Understanding chemical pesticides requires knowing what they are and what they are not. What they are is poisonous. What they are not is medicinal. The belief that pesticides are medicines for ailing plants is misguided and it implies a curative quality that is lacking. An infected plant can seldom be cured. Necrotic tissue cannot regain its life, holes chewed in leaves will not restore themselves, and galls will not diminish.
As noted already, injury to plants can be quantitative (reducing the number of marketable plants) and/or qualitative (rendering the plant unattractive to consumers). To be most effective, pesticides need to be on the plant before the pathogen or insect invader arrives and to kill it promptly on its arrival. These pesticides will be regarded as protectants. If the pathogen is already at the site of infection or the insects are already feeding on the plant, then the pesticides must kill them immediately. Such pesticides are termed eradicants.

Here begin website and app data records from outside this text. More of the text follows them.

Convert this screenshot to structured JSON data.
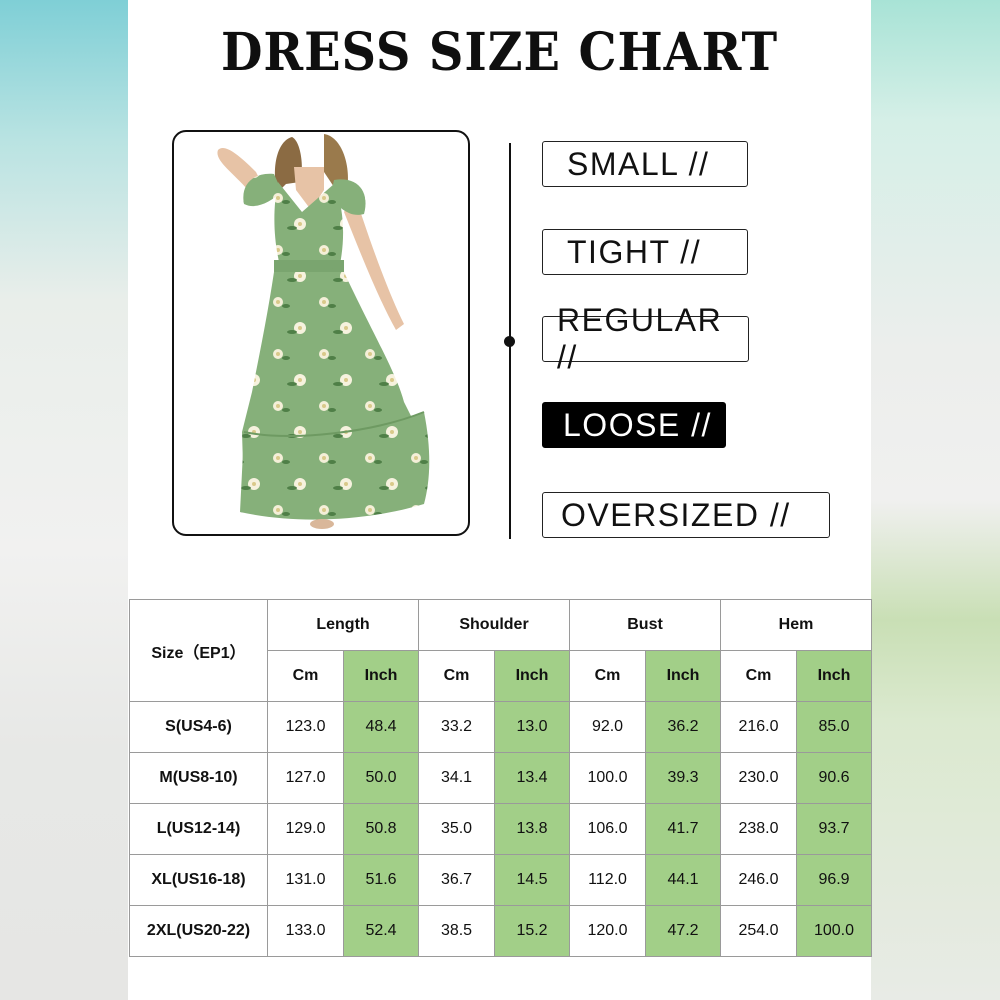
{
  "title": "DRESS SIZE CHART",
  "fit_scale": [
    {
      "label": "SMALL //",
      "selected": false
    },
    {
      "label": "TIGHT //",
      "selected": false
    },
    {
      "label": "REGULAR //",
      "selected": false
    },
    {
      "label": "LOOSE //",
      "selected": true
    },
    {
      "label": "OVERSIZED //",
      "selected": false
    }
  ],
  "colors": {
    "inch_column": "#a2cf88",
    "dress": "#86b07a",
    "selected_fit": "#000000"
  },
  "table": {
    "size_header": "Size（EP1）",
    "groups": [
      "Length",
      "Shoulder",
      "Bust",
      "Hem"
    ],
    "units": [
      "Cm",
      "Inch"
    ],
    "rows": [
      {
        "size": "S(US4-6)",
        "values": [
          "123.0",
          "48.4",
          "33.2",
          "13.0",
          "92.0",
          "36.2",
          "216.0",
          "85.0"
        ]
      },
      {
        "size": "M(US8-10)",
        "values": [
          "127.0",
          "50.0",
          "34.1",
          "13.4",
          "100.0",
          "39.3",
          "230.0",
          "90.6"
        ]
      },
      {
        "size": "L(US12-14)",
        "values": [
          "129.0",
          "50.8",
          "35.0",
          "13.8",
          "106.0",
          "41.7",
          "238.0",
          "93.7"
        ]
      },
      {
        "size": "XL(US16-18)",
        "values": [
          "131.0",
          "51.6",
          "36.7",
          "14.5",
          "112.0",
          "44.1",
          "246.0",
          "96.9"
        ]
      },
      {
        "size": "2XL(US20-22)",
        "values": [
          "133.0",
          "52.4",
          "38.5",
          "15.2",
          "120.0",
          "47.2",
          "254.0",
          "100.0"
        ]
      }
    ]
  }
}
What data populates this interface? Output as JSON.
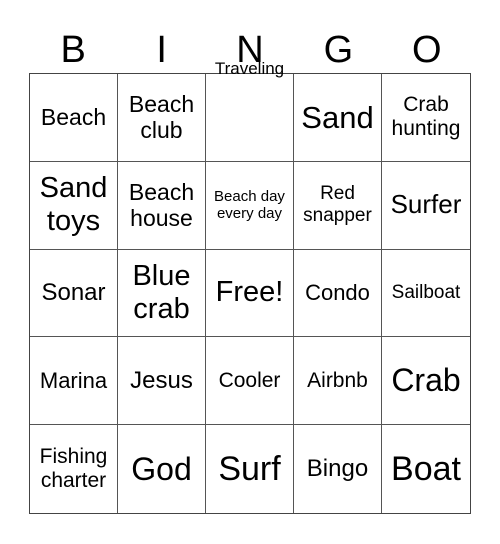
{
  "header": {
    "letters": [
      "B",
      "I",
      "N",
      "G",
      "O"
    ]
  },
  "cells": [
    {
      "text": "Beach",
      "size": 23
    },
    {
      "text": "Beach club",
      "size": 23
    },
    {
      "text": "Traveling",
      "size": 17,
      "overflow": true
    },
    {
      "text": "Sand",
      "size": 31
    },
    {
      "text": "Crab hunting",
      "size": 21
    },
    {
      "text": "Sand toys",
      "size": 29
    },
    {
      "text": "Beach house",
      "size": 23
    },
    {
      "text": "Beach day every day",
      "size": 15
    },
    {
      "text": "Red snapper",
      "size": 19
    },
    {
      "text": "Surfer",
      "size": 26
    },
    {
      "text": "Sonar",
      "size": 24
    },
    {
      "text": "Blue crab",
      "size": 29
    },
    {
      "text": "Free!",
      "size": 29
    },
    {
      "text": "Condo",
      "size": 22
    },
    {
      "text": "Sailboat",
      "size": 19
    },
    {
      "text": "Marina",
      "size": 22
    },
    {
      "text": "Jesus",
      "size": 24
    },
    {
      "text": "Cooler",
      "size": 21
    },
    {
      "text": "Airbnb",
      "size": 21
    },
    {
      "text": "Crab",
      "size": 32
    },
    {
      "text": "Fishing charter",
      "size": 21
    },
    {
      "text": "God",
      "size": 32
    },
    {
      "text": "Surf",
      "size": 34
    },
    {
      "text": "Bingo",
      "size": 24
    },
    {
      "text": "Boat",
      "size": 34
    }
  ]
}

Thus far, the pesticides described are active against the pest only, not the host plant. Chemical control of weeds can become more complicated since the pest, like the host, is a higher plant. With the range of genetic differences narrowed, the chemicals must be formulated more precisely. The term used to describe all the chemicals that kill plants is herbicides. Those that kill all green plants are nonselective herbicides. Those that kill some kinds of plants and not others are selective herbicides. These assorted products are also characterized by whether they kill on direct contact with the weed or after the chemical has been incorporated systemically into the weed. Herbicides may kill the weed before the crop emerges (preemergence), as the crop emerges (at emergence), or after the crop has emerged (postemergence).